- **Activity**:
Which lines below include the string "pages"? Please show each one.

══ Data supplied ══

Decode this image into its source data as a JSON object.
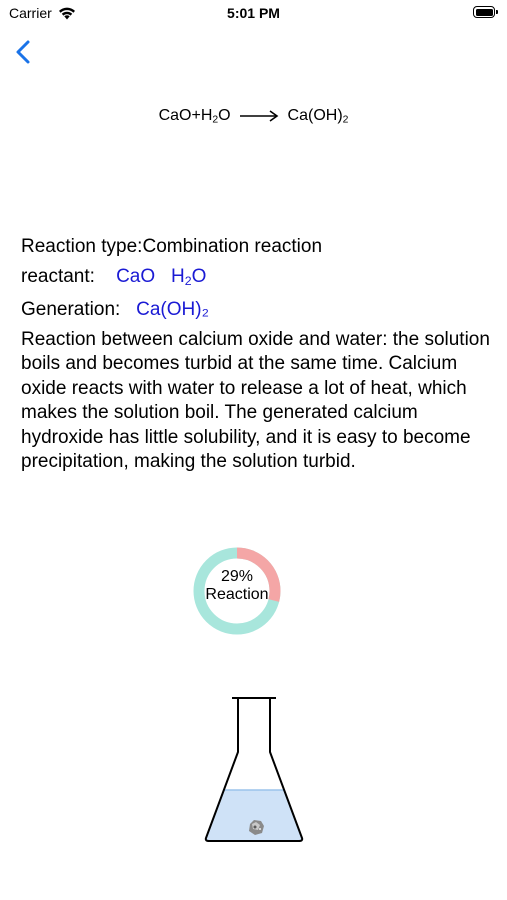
{
  "status_bar": {
    "carrier": "Carrier",
    "time": "5:01 PM",
    "wifi_icon": "wifi-icon",
    "battery_icon": "battery-icon"
  },
  "nav": {
    "back_icon": "chevron-left-icon",
    "accent_color": "#1a73e8"
  },
  "equation": {
    "reactant1": "CaO",
    "plus": "+",
    "reactant2_base": "H",
    "reactant2_sub": "2",
    "reactant2_tail": "O",
    "product_base": "Ca(OH)",
    "product_sub": "2"
  },
  "info": {
    "reaction_type_label": "Reaction type:",
    "reaction_type_value": "Combination reaction",
    "reactant_label": "reactant:",
    "reactant_1": "CaO",
    "reactant_2_base": "H",
    "reactant_2_sub": "2",
    "reactant_2_tail": "O",
    "generation_label": "Generation:",
    "generation_value": "Ca(OH)₂",
    "description": "Reaction between calcium oxide and water: the solution boils and becomes turbid at the same time. Calcium oxide reacts with water to release a lot of heat, which makes the solution boil. The generated calcium hydroxide has little solubility, and it is easy to become precipitation, making the solution turbid.",
    "link_color": "#1a1ad4"
  },
  "progress": {
    "percent_text": "29%",
    "label": "Reaction",
    "value": 0.29,
    "done_color": "#f4a6a6",
    "remaining_color": "#a8e6dc"
  },
  "flask": {
    "icon": "erlenmeyer-flask-icon",
    "liquid_color": "#cfe2f7"
  }
}
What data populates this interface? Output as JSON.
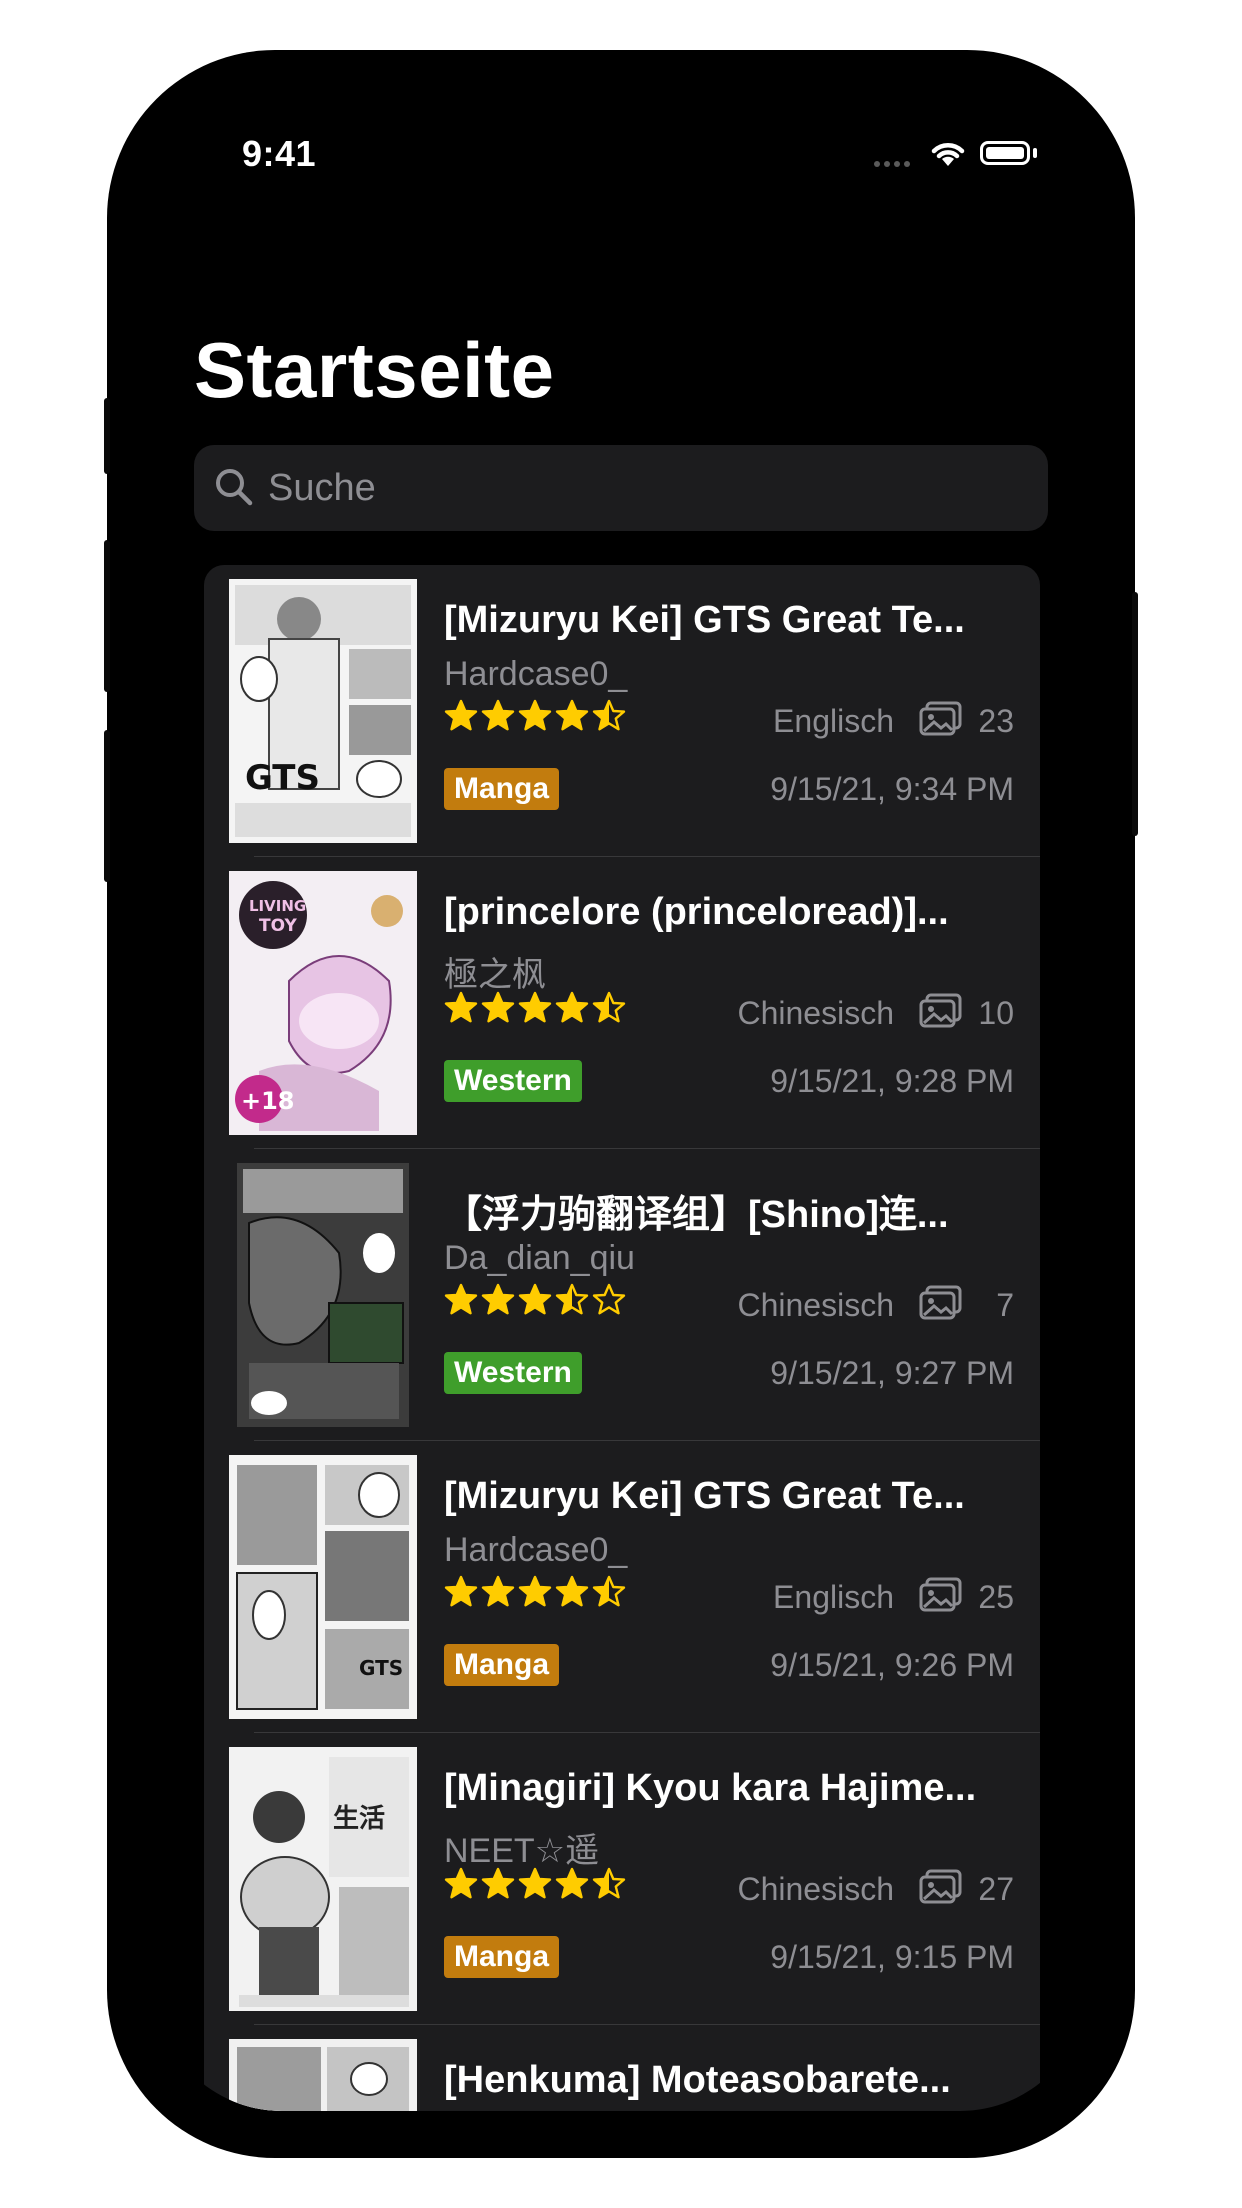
{
  "status_bar": {
    "time": "9:41"
  },
  "header": {
    "title": "Startseite"
  },
  "search": {
    "placeholder": "Suche",
    "value": ""
  },
  "colors": {
    "background": "#000000",
    "card": "#1c1c1e",
    "secondary_text": "#8e8e93",
    "star": "#ffcc00",
    "category_manga": "#c27c0e",
    "category_western": "#3f9e2b"
  },
  "list": {
    "items": [
      {
        "title": "[Mizuryu Kei] GTS Great Te...",
        "uploader": "Hardcase0_",
        "rating": 4.5,
        "language": "Englisch",
        "pages": "23",
        "category": "Manga",
        "category_color": "#c27c0e",
        "date": "9/15/21, 9:34 PM"
      },
      {
        "title": "[princelore (princeloread)]...",
        "uploader": "極之枫",
        "rating": 4.5,
        "language": "Chinesisch",
        "pages": "10",
        "category": "Western",
        "category_color": "#3f9e2b",
        "date": "9/15/21, 9:28 PM"
      },
      {
        "title": "【浮力驹翻译组】[Shino]连...",
        "uploader": "Da_dian_qiu",
        "rating": 3.5,
        "language": "Chinesisch",
        "pages": "7",
        "category": "Western",
        "category_color": "#3f9e2b",
        "date": "9/15/21, 9:27 PM"
      },
      {
        "title": "[Mizuryu Kei] GTS Great Te...",
        "uploader": "Hardcase0_",
        "rating": 4.5,
        "language": "Englisch",
        "pages": "25",
        "category": "Manga",
        "category_color": "#c27c0e",
        "date": "9/15/21, 9:26 PM"
      },
      {
        "title": "[Minagiri] Kyou kara Hajime...",
        "uploader": "NEET☆遥",
        "rating": 4.5,
        "language": "Chinesisch",
        "pages": "27",
        "category": "Manga",
        "category_color": "#c27c0e",
        "date": "9/15/21, 9:15 PM"
      },
      {
        "title": "[Henkuma] Moteasobarete...",
        "uploader": "",
        "rating": null,
        "language": "",
        "pages": "",
        "category": "",
        "category_color": "",
        "date": ""
      }
    ]
  }
}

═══

- **Task result**:
        "pages": "23",
        "pages": "10",
        "pages": "7",
        "pages": "25",
        "pages": "27",
        "pages": "",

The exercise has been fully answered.